follows the pattern of JCI's Only
series, offering a seemingly random collection of 20 hits from a given genre or style for a period of five years. These songs weren't necessarily the biggest hits of these five years, although there are a number of classics and smashes here. It may be hard to deduce exactly why these songs were chosen -- especially since the compilers apparently define "dance" as anything you could conceivably dance to -- but the end results are nevertheless quite entertaining. All of the songs are featured in their original hit versions, not remakes, which isn't always the case with midline collections. Furthermore, there a few cuts that aren't easy to find on other collections or even greatest-hits albums, which means it's interesting to collectors as well as casual fans. Most importantly, each volume captures the feeling of the era, even if it's missing several big hits, and that's what makes the series a nice introductory overview for curious listeners. Among the highlights on It's Only Dance 1980-1984

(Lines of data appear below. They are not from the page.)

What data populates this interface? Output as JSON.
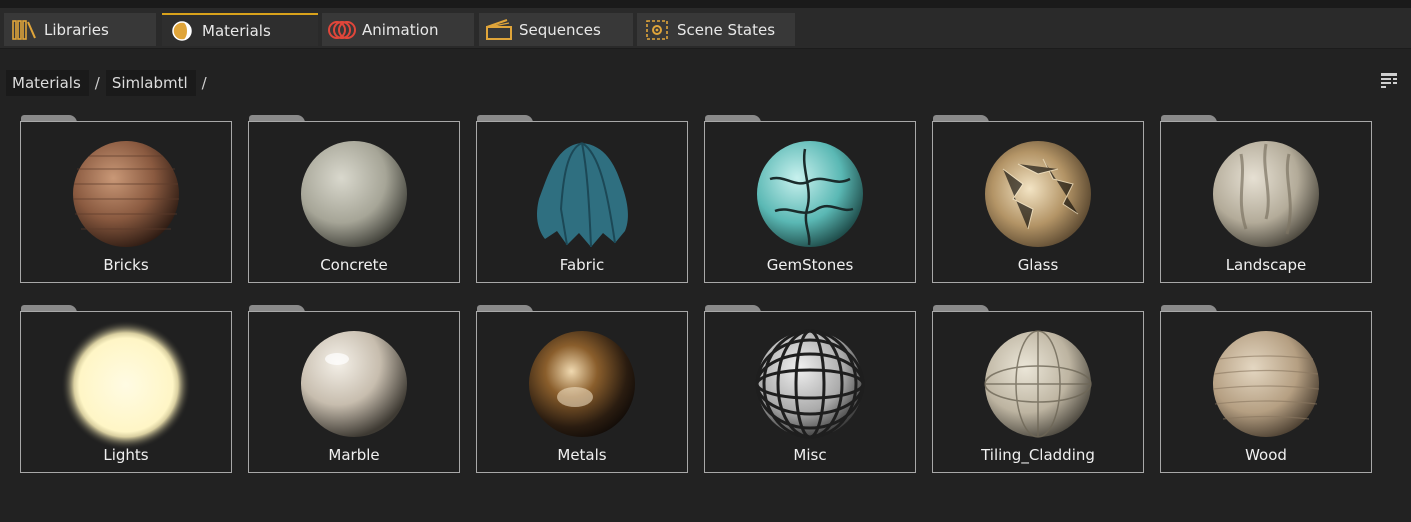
{
  "tabs": [
    {
      "label": "Libraries",
      "icon": "libraries-icon"
    },
    {
      "label": "Materials",
      "icon": "materials-icon"
    },
    {
      "label": "Animation",
      "icon": "animation-icon"
    },
    {
      "label": "Sequences",
      "icon": "sequences-icon"
    },
    {
      "label": "Scene States",
      "icon": "scene-states-icon"
    }
  ],
  "active_tab": "Materials",
  "breadcrumb": [
    "Materials",
    "Simlabmtl"
  ],
  "breadcrumb_separator": "/",
  "view_toggle_icon": "list-view-icon",
  "accent_color": "#d9a21b",
  "folders": [
    {
      "label": "Bricks"
    },
    {
      "label": "Concrete"
    },
    {
      "label": "Fabric"
    },
    {
      "label": "GemStones"
    },
    {
      "label": "Glass"
    },
    {
      "label": "Landscape"
    },
    {
      "label": "Lights"
    },
    {
      "label": "Marble"
    },
    {
      "label": "Metals"
    },
    {
      "label": "Misc"
    },
    {
      "label": "Tiling_Cladding"
    },
    {
      "label": "Wood"
    }
  ]
}
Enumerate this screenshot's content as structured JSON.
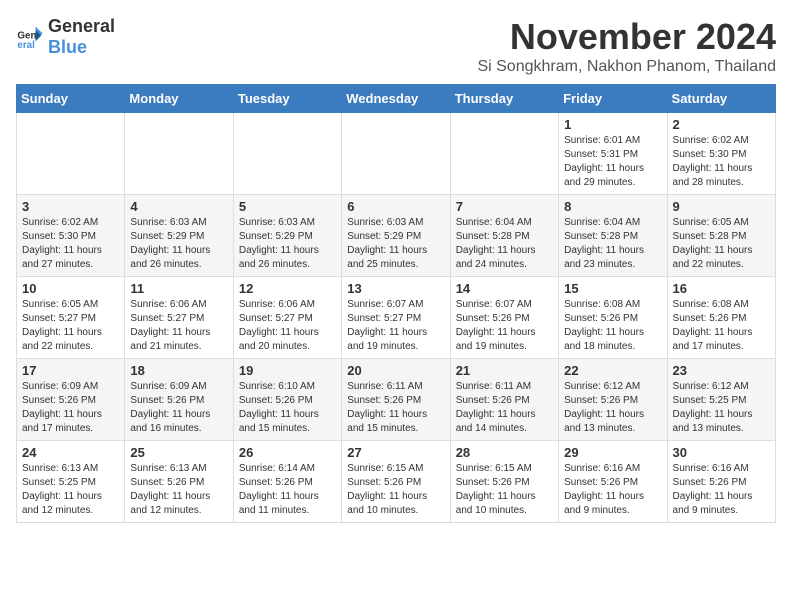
{
  "header": {
    "logo_general": "General",
    "logo_blue": "Blue",
    "month": "November 2024",
    "location": "Si Songkhram, Nakhon Phanom, Thailand"
  },
  "weekdays": [
    "Sunday",
    "Monday",
    "Tuesday",
    "Wednesday",
    "Thursday",
    "Friday",
    "Saturday"
  ],
  "weeks": [
    [
      {
        "day": "",
        "info": ""
      },
      {
        "day": "",
        "info": ""
      },
      {
        "day": "",
        "info": ""
      },
      {
        "day": "",
        "info": ""
      },
      {
        "day": "",
        "info": ""
      },
      {
        "day": "1",
        "info": "Sunrise: 6:01 AM\nSunset: 5:31 PM\nDaylight: 11 hours and 29 minutes."
      },
      {
        "day": "2",
        "info": "Sunrise: 6:02 AM\nSunset: 5:30 PM\nDaylight: 11 hours and 28 minutes."
      }
    ],
    [
      {
        "day": "3",
        "info": "Sunrise: 6:02 AM\nSunset: 5:30 PM\nDaylight: 11 hours and 27 minutes."
      },
      {
        "day": "4",
        "info": "Sunrise: 6:03 AM\nSunset: 5:29 PM\nDaylight: 11 hours and 26 minutes."
      },
      {
        "day": "5",
        "info": "Sunrise: 6:03 AM\nSunset: 5:29 PM\nDaylight: 11 hours and 26 minutes."
      },
      {
        "day": "6",
        "info": "Sunrise: 6:03 AM\nSunset: 5:29 PM\nDaylight: 11 hours and 25 minutes."
      },
      {
        "day": "7",
        "info": "Sunrise: 6:04 AM\nSunset: 5:28 PM\nDaylight: 11 hours and 24 minutes."
      },
      {
        "day": "8",
        "info": "Sunrise: 6:04 AM\nSunset: 5:28 PM\nDaylight: 11 hours and 23 minutes."
      },
      {
        "day": "9",
        "info": "Sunrise: 6:05 AM\nSunset: 5:28 PM\nDaylight: 11 hours and 22 minutes."
      }
    ],
    [
      {
        "day": "10",
        "info": "Sunrise: 6:05 AM\nSunset: 5:27 PM\nDaylight: 11 hours and 22 minutes."
      },
      {
        "day": "11",
        "info": "Sunrise: 6:06 AM\nSunset: 5:27 PM\nDaylight: 11 hours and 21 minutes."
      },
      {
        "day": "12",
        "info": "Sunrise: 6:06 AM\nSunset: 5:27 PM\nDaylight: 11 hours and 20 minutes."
      },
      {
        "day": "13",
        "info": "Sunrise: 6:07 AM\nSunset: 5:27 PM\nDaylight: 11 hours and 19 minutes."
      },
      {
        "day": "14",
        "info": "Sunrise: 6:07 AM\nSunset: 5:26 PM\nDaylight: 11 hours and 19 minutes."
      },
      {
        "day": "15",
        "info": "Sunrise: 6:08 AM\nSunset: 5:26 PM\nDaylight: 11 hours and 18 minutes."
      },
      {
        "day": "16",
        "info": "Sunrise: 6:08 AM\nSunset: 5:26 PM\nDaylight: 11 hours and 17 minutes."
      }
    ],
    [
      {
        "day": "17",
        "info": "Sunrise: 6:09 AM\nSunset: 5:26 PM\nDaylight: 11 hours and 17 minutes."
      },
      {
        "day": "18",
        "info": "Sunrise: 6:09 AM\nSunset: 5:26 PM\nDaylight: 11 hours and 16 minutes."
      },
      {
        "day": "19",
        "info": "Sunrise: 6:10 AM\nSunset: 5:26 PM\nDaylight: 11 hours and 15 minutes."
      },
      {
        "day": "20",
        "info": "Sunrise: 6:11 AM\nSunset: 5:26 PM\nDaylight: 11 hours and 15 minutes."
      },
      {
        "day": "21",
        "info": "Sunrise: 6:11 AM\nSunset: 5:26 PM\nDaylight: 11 hours and 14 minutes."
      },
      {
        "day": "22",
        "info": "Sunrise: 6:12 AM\nSunset: 5:26 PM\nDaylight: 11 hours and 13 minutes."
      },
      {
        "day": "23",
        "info": "Sunrise: 6:12 AM\nSunset: 5:25 PM\nDaylight: 11 hours and 13 minutes."
      }
    ],
    [
      {
        "day": "24",
        "info": "Sunrise: 6:13 AM\nSunset: 5:25 PM\nDaylight: 11 hours and 12 minutes."
      },
      {
        "day": "25",
        "info": "Sunrise: 6:13 AM\nSunset: 5:26 PM\nDaylight: 11 hours and 12 minutes."
      },
      {
        "day": "26",
        "info": "Sunrise: 6:14 AM\nSunset: 5:26 PM\nDaylight: 11 hours and 11 minutes."
      },
      {
        "day": "27",
        "info": "Sunrise: 6:15 AM\nSunset: 5:26 PM\nDaylight: 11 hours and 10 minutes."
      },
      {
        "day": "28",
        "info": "Sunrise: 6:15 AM\nSunset: 5:26 PM\nDaylight: 11 hours and 10 minutes."
      },
      {
        "day": "29",
        "info": "Sunrise: 6:16 AM\nSunset: 5:26 PM\nDaylight: 11 hours and 9 minutes."
      },
      {
        "day": "30",
        "info": "Sunrise: 6:16 AM\nSunset: 5:26 PM\nDaylight: 11 hours and 9 minutes."
      }
    ]
  ]
}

are Rick James'
"Super Freak," Blondie's
"Rapture," the Go-Go's'
"We Got the Beat," the Stray Cats'
"Rock This Town," the Gap Band's
"You Dropped a Bomb on Me," Herbie Hancock's
"Rockit," Talking Heads'
"Burning Down the House," the Pretenders'
"Back on the Chain Gang," Toni Basil's
"Mickey," the Fixx's
"One Thing Leads to Another," Hall & Oates'
"You Make My Dreams," Sheena Easton's
"Strut," Laura Branigan's
"Self Control," KC & the Sunshine Band's
"Please Don't Go," and Shannon's
wonderful "Let the Music Play."